In recent months, most information-based jobs in Australia – and the entire world, have relocated from internal corporate networks to individuals working from home (WFH). Achieving this transition in a few weeks, arguably one of the biggest transformation projects in the history of IT, is a testament to the skills of the IT staff, the technology products chosen by the company, and the adaptability of staff.
In a rapidly changing event such as COVID-19, company survival displaces avoidance of short term risks. Now, the longer that we are in WFH mode, the longer-term risks, measured against a backdrop of increased phishing and hacking based on COVID-19, temporary security outcomes, and degraded or non-existent compliance, requires additional actions be taken by organisations.
Now that this new working environment has stabilised somewhat, many organisations will benefit from taking a fresh look at the resulting security outcomes. If you face challenges talking to management about the need to resource these reviews and any resulting outcomes, consider a simple scenario.
Most companies undertake some due diligence when engaging a new provider or supply chain partner. Imagine if that new provider responded and said “We don’t manage our network security, we don’t patch our network and we are not sure if our anti-malware controls are up to date. By the way, we also have some unsupported and unmanaged consumer grade products, several of which are remotely accessible by the foreign manufacturer without any oversight from us. Further, we share systems between individuals, without any password controls on most devices in our network. By the way – we will need access into your corporate network and systems to do our job”.
The management answer of whether the risk of choosing to use that provider is warranted is probably pretty clear. Unmanaged, unsecured equipment, IOT devices, consumer grade controls and lack of accountability are just a few compliance and risk management aspects to consider.
Now consider that same ‘provider’ or element of your supply chain as being an employee’s home network environment. Is it appropriate for executive management and Directors to ignore the long term risks, knowing that these new exposures are both present and real?
Even more importantly, are the regulatory and compliance risks worth the financial exposure, without implementing mitigating actions?
Loop’s experience in moving our workforce to being wholly WFH is that these challenges can be overcome. Some of our clients and industry colleagues have shared similar challenges, all which vary based on their industry, business model, and the plethora of home environments that make up the Australian workplace of 2020.
Maintaining compliance to contractual, industry or legislative requirements is viable, now that Phase 1 of the WFH transition is largely complete. If you are facing questions around the WFH security obligations you face, reach out to others who have encountered and overcome such challenges.
Loop has been proactively providing free webinars and briefings on WFH security risks and security awareness for the WFH employee. We have recently developed a COVID-19 Risk Register that addresses all potential risks and events posed by WFH aspects of your business, along with suggested mitigation strategies to reduce these risks.

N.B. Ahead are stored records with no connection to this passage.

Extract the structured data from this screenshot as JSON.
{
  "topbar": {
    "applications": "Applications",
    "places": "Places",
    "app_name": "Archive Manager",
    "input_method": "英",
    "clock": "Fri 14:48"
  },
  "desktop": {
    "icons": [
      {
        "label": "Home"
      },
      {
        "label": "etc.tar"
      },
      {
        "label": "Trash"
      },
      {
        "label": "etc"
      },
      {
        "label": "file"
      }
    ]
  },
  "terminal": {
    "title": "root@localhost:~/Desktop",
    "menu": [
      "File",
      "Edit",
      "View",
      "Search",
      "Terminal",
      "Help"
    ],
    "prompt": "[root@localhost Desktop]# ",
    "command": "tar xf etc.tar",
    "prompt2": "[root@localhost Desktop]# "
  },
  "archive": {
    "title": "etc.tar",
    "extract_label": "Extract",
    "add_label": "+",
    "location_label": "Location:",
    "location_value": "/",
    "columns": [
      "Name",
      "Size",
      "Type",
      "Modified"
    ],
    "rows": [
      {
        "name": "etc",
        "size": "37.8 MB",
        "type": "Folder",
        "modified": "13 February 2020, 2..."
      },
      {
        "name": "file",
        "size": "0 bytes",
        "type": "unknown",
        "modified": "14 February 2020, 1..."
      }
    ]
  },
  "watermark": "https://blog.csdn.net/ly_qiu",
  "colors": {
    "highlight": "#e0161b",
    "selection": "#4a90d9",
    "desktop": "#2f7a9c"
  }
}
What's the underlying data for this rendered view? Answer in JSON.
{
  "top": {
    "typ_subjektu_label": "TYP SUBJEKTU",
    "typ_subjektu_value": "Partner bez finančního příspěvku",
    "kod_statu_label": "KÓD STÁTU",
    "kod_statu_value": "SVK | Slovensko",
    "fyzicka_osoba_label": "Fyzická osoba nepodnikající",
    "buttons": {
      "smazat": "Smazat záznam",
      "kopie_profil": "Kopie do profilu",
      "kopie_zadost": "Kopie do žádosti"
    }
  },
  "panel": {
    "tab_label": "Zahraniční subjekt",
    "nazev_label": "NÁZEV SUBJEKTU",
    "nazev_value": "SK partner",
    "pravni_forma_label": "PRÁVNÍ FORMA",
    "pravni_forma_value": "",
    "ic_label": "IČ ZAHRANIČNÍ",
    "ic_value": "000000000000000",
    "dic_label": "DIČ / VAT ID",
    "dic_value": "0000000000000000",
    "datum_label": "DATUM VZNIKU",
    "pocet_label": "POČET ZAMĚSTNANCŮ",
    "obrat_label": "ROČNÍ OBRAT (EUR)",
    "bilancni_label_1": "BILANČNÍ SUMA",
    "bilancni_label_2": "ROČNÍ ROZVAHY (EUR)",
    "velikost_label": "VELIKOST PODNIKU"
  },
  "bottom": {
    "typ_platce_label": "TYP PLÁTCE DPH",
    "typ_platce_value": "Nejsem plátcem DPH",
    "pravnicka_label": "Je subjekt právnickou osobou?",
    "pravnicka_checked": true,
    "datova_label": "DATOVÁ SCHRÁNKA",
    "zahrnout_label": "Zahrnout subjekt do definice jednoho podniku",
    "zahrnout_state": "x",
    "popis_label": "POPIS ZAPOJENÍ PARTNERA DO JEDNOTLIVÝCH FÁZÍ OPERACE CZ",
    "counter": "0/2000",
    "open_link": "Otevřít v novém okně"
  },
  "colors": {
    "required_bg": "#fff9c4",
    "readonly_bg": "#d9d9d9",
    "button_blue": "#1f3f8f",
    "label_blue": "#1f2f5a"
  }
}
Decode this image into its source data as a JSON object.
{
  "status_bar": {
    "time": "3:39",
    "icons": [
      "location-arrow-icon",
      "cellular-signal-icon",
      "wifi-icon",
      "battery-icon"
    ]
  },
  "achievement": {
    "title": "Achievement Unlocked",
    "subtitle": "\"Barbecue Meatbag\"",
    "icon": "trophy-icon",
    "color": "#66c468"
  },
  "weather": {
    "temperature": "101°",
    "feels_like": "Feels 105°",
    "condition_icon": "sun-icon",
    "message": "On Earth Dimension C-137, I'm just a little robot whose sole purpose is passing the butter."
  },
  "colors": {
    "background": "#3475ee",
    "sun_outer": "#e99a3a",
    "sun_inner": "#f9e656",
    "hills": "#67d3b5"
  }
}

For a free copy of the COVID-19 Risk Register, please register your details via the following link: